Wednesday, March 20, 2013

Gender Differences in Writing Dialogue

According to a article by Thomas Rogers, there is linguistic proof that men and women do speak differently, or at least that is the claim present in Duels and Duets by linguistics professor John L. Locke. So next time you sweep through that manuscript to fine-tune your dialogue, you  may want to keep these proven traits of male/female communication styles in mind in order to create more authentic dialogue...

Female Characters:
  • “Women are likely to look for common ground when they are talking with other women and tend to produce overlapping remarks in conversations.” Have your female characters help each other tell a story, and feel free to have them cut each other off mid-sentence for authenticity.
  • “The connective tissue in women’s groups is the divulging of personal and sometimes intimate information about the life and the relationships of the speaker and other people.” If you want two female characters to bond, have them divulge personal information. Can also be used to show that one is ready to bond when another isn’t, or as a way to show a disconnect between a female attempting to bond and a male character not realizing it.
  • “One study of gossip showed that gossipers were concerned about women who are bad housekeepers, and women who are bad mothers, and women who are promiscuous. Those things are all threats to each woman in a community; therefore they have every good reason to want to talk about those things.” In YA, the policing of sexual promiscuity is rampant with gossip. Are the others listed here relevant? Perhaps personal appearance takes the place of domestication? Either way, examining the motivation of gossip as a means of creating and policing community may enrich the gossip dialogue you write.
  • “If a woman has done something to cause another woman anger or hurt, she’ll scream or yell at them stridently. It’s a targeted form of opposition that’s designed to cause that individual to back off or to change their behavior in some ways.” Female anger scenes may involve yelling, but yelling should most likely derive from someone overstepping bounds that the victim feels the need to protect.

Male Characters:

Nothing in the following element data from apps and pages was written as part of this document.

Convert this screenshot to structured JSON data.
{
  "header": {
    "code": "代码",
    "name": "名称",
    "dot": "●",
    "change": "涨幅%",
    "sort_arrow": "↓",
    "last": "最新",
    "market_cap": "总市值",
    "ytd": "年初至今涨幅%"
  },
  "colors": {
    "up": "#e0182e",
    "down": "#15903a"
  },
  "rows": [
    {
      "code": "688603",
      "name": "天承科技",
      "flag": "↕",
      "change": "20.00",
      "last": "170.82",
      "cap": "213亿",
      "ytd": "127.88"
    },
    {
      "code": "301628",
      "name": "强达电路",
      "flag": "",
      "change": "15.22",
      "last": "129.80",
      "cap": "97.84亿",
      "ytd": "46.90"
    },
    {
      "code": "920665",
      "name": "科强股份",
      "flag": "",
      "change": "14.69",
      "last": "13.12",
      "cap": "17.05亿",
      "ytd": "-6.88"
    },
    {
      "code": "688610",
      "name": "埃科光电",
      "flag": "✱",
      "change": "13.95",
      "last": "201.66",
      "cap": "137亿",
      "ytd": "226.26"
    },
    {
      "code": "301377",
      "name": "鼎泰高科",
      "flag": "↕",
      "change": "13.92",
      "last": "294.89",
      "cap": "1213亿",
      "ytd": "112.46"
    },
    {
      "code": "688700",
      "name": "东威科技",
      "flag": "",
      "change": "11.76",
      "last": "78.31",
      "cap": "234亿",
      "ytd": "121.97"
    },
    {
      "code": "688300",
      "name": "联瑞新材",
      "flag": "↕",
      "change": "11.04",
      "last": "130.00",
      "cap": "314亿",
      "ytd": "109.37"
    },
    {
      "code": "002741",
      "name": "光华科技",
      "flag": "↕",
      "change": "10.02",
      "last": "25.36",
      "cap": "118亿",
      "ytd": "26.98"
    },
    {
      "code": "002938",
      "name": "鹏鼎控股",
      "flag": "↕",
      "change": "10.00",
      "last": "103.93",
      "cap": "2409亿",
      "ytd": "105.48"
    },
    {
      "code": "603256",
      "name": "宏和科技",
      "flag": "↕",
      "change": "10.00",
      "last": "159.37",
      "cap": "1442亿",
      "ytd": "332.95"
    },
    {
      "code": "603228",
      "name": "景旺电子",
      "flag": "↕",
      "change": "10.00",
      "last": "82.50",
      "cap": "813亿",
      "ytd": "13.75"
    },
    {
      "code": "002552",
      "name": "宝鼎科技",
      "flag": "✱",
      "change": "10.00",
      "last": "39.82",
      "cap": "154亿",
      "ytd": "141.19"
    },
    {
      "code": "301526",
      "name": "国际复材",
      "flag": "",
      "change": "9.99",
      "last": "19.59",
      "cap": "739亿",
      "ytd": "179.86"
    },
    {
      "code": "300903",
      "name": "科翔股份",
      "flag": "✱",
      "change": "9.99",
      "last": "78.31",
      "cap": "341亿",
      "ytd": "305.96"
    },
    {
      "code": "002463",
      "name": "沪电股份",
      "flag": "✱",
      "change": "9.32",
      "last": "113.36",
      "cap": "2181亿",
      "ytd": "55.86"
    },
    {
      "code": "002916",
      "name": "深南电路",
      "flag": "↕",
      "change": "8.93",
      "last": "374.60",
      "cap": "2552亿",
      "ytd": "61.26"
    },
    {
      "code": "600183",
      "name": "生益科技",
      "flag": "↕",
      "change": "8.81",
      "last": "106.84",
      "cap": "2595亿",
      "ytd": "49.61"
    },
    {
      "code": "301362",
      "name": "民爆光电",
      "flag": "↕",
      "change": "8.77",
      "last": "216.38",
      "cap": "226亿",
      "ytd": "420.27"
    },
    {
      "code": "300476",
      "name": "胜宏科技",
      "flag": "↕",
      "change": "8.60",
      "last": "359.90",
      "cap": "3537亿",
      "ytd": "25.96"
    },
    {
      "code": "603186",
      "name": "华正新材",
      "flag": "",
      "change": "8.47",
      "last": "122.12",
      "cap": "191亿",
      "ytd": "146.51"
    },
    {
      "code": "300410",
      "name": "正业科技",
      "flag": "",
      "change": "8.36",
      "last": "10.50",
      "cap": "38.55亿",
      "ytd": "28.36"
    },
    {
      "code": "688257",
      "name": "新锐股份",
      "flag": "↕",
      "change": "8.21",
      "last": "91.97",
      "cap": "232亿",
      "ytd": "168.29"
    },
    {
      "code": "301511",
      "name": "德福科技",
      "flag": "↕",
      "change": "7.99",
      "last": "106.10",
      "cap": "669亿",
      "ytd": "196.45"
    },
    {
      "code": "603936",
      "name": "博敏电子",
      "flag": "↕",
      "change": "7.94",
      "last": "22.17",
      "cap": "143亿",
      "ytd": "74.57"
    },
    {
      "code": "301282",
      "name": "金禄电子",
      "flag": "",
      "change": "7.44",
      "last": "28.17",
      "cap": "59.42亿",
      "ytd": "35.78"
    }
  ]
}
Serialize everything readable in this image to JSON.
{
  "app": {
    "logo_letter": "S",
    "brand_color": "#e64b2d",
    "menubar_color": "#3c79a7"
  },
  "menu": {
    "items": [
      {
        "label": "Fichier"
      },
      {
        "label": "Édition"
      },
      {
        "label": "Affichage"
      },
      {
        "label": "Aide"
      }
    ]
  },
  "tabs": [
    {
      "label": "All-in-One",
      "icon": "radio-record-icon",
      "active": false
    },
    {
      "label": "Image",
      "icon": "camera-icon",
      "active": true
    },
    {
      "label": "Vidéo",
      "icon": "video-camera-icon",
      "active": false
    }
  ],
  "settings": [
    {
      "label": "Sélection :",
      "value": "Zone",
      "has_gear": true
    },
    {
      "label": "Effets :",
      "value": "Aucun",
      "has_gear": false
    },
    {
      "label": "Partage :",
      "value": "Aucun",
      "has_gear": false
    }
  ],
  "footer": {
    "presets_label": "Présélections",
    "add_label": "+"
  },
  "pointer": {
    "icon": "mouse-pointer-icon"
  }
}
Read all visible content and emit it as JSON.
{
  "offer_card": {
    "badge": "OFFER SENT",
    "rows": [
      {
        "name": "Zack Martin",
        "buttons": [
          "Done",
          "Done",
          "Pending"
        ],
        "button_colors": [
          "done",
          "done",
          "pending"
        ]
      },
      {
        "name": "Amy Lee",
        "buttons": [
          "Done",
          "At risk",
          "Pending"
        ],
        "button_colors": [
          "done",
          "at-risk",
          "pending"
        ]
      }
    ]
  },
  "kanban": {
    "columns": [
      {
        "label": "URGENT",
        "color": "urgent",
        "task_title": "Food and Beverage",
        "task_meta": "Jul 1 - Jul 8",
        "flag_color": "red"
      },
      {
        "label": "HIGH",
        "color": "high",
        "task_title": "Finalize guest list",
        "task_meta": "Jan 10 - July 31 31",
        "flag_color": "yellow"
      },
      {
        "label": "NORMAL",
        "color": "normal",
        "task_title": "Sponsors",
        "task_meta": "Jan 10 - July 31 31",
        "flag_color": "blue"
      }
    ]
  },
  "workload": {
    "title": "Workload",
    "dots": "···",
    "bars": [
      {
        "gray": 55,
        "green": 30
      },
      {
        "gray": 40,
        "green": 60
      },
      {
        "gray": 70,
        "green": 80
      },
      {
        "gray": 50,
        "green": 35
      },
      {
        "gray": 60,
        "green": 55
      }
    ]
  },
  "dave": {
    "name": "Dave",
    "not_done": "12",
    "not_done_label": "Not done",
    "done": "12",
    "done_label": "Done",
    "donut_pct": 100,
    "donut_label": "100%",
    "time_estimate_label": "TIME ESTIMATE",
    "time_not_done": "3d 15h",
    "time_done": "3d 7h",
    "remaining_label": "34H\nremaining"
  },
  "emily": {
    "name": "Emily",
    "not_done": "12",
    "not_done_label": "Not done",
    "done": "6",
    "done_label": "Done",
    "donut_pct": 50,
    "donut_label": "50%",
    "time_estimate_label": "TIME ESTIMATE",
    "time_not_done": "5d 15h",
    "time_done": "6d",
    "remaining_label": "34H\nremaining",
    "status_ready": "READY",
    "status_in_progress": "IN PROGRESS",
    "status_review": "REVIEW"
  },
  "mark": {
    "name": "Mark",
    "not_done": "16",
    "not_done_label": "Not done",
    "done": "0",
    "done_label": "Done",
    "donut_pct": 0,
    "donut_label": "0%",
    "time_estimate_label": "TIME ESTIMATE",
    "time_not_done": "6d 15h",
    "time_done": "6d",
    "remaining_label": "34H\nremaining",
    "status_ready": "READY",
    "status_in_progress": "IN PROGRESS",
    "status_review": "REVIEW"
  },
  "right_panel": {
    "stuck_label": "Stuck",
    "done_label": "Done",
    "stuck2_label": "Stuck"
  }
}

  • “Both men and women need to know if men are dominant or subordinate. Men need to know because they are very hierarchical in their organization. Women also need to know that, too, because dominant men, or high-status men, have unusually good access to everything women want.” So if female characters have the overarching motivation of communicating in order to bond, then male characters may generally be communicating in order to establish a hierarchy, and dialogue should generally reflect these tendencies.
  • “It’s symbolic, playful, stylized. In its purest form, it looks quite a lot like a performance. But the disposition to duel sort of seeps into everyday speech too — like if two guys, for example, come up to each other, and one of them says, “Hey, you old son of a bitch. How the hell are ya?” and maybe insults him a little bit about his bulging midriff, or his thinning hair, or some weird shirt that he is wearing.” When writing male dialogue, one way to show the need for hierarchy might be through clever insults.
  • “By using unusual words or rare words or words in a creative way, men can give everyone, including women, the impression they’re intelligent…Words used in a clever way are almost like the colorful feathers of a peacock — a display of what biologists would call fitness information that relates to their ability to reproduce.” Even if a character is not the brightest, a mastery of colloquial language might count for showcasing “street smarts.”